New pedagogical tools to test the restrictions of current Management education pattern and build new patterns.

Rahul Dasgupta, Trustee, Globsyn Business School.Management education, like every other education domain, is under tremendous pressure from the industry to stay relevant in today’s internet-dominated economy. The three major restrictions that Management education pattern faces come from three of its most important stakeholders – students, institutions and governance. While students are focused on their exit with a high-paying job and not on the knowledge and skills to be acquired during their time in a B-School, most management institutions are keen on only delivering the ‘curriculum’ to equip the students with the required knowledge to get a job. Doing so they miss out on enabling them with skills – cognitive, inter-personal and intra-personal – required to operate in today’s corporate environment. The governing ordinances for Management education stresses on the academic qualification, without giving much importance to the industry experience of the faculty. While academic qualification is important, industry experience of a faculty helps bring in relevant experiences and cases to compliment the curriculum delivery to a cohort.

The approach to tackle these restrictions should be respective to the three stakeholders and in some cases, also the influencers. India is still a country where career paths of youngsters are influenced by their parents. Both students and their parents, even in the post graduate education level, should be counselled and educated to give importance to the acquisition of knowledge and skills over the high-paying job. Any academic institute, that has been connected to the industry for a significant amount of time and has dealt with a vast number of corporates, will certainly vouch for the fact that there are fewer number of ‘relevant’ graduates when compared to the job opening available with the corporates.

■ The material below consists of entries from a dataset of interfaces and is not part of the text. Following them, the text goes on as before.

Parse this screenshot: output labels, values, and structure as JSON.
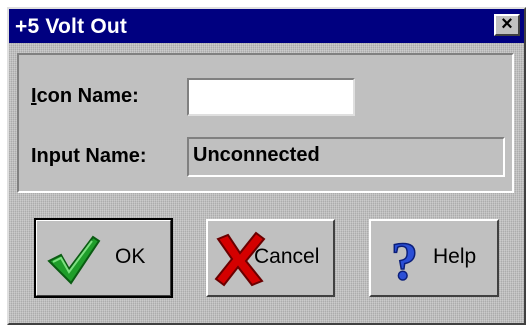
{
  "window": {
    "title": "+5 Volt Out",
    "close_glyph": "×"
  },
  "form": {
    "icon_name": {
      "label_prefix": "I",
      "label_rest": "con Name:",
      "value": ""
    },
    "input_name": {
      "label": "Input Name:",
      "value": "Unconnected"
    }
  },
  "buttons": {
    "ok": {
      "label": "OK",
      "icon": "checkmark-icon"
    },
    "cancel": {
      "label": "Cancel",
      "icon": "red-x-icon"
    },
    "help": {
      "label": "Help",
      "icon": "question-mark-icon"
    }
  },
  "colors": {
    "titlebar": "#000080",
    "face": "#c0c0c0",
    "check_green": "#1f9e2a",
    "x_red": "#d40000",
    "help_blue": "#2b4fd6"
  }
}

Institutions, irrespective of the rank it secures on the league table, mostly still depend on the curriculum and pedagogy that was developed during their formative years. Furthermore, the corporate world today evolves at a much faster pace than what it did two years ago, which makes it more challenging for the B-schools to stay relevant. In this world of high end technologies, where the concept of geographies and offices have transcended all walls and boundaries, academic knowledge alone does not make a student ‘relevant’ for the corporate world.
Therefore, B-Schools should continuously innovate to ensure their pedagogy and curriculum stay pertinent in the 21st century. Avant-garde activities, exercises and role-plays need to be an integral part of the curriculum to ensure that the students develop the necessary skills to be truly prepared and pertinent for the industry.

Deep knowledge of a subject is required to deliver an academic curriculum. But, when we are talking about management sciences, which is more behavioural than writing lines of codes, maintaining books of accounts or ensuring smooth movement of the conveyor belt, bringing in live experiences or cases into classroom, enables better application of the subject. While governing bodies mandate the academic qualification of the faculty in a B-School, industry experience to compliment the knowledge should also be mandated to better employ innovative academic delivery mechanisms.Fortunately, the statutory body and the national level council for technical education in the country has started taking small steps to bridge this skills gap by introducing mechanisms like ‘Flip Classroom’, which they are proposing every institute should adopt. Let me explain the concept of a ‘Flip Classroom’ for you to understand why a faculty with industry experience will be marginally better than those without any industry experience. In a ‘Flip Classroom’ scenario the traditional classroom setting is 'flipped' or interchanged, where students are required to acquire the basic knowledge of the subject out of classroom and come to class prepared to participate in the experiential and case-based learning facilitated by the faculty. This would ensure better retention and application of the knowledge gained.

Today, when a recruiter decides to hire an MBA graduate, they actually look at the activities, exercises and role-plays undertaken by the candidate, that go beyond the traditional forms of education. Students should be exposed to various out of classroom activities involving running virtual organizations, building business ideas, elderly care, specially-abled care, underprivileged education, conducting healthcare camps and other myriad of social activities. These activities help students imbibe leadership and intrapreneurial skills, become dedicated and compassionate managers and be technologically bent, which makes them truly ‘ready’ and ‘relevant’ for the current industry.

Another ensuring factor that the recruiters take into significance while deciding on whether a student is ‘ready’ and ‘relevant’ for the current industry or not, is his appreciation and knowledge of emerging technology platforms. During his MBA years, a student should be continuously exposed to emerging technologies like Artificial Intelligence, Data Analytics, Blockchain and IoT through various academic interventions and delivery mechanisms in his B-School. This will subconsciously align him to be an agile professional who is equipped to adopt and operate on such new-gen platforms of today's technology driven business environment. While on one side we provide Lecture Sessions on emerging technology subjects, we also rely heavily on technology to streamline various systems and processes that you would come across in an education institute.

All of these above recommendations and initiatives in terms of pedagogy, curriculum and delivery mechanisms, would allow management education patterns to evolve and make way for greater ‘stakeholder integration’.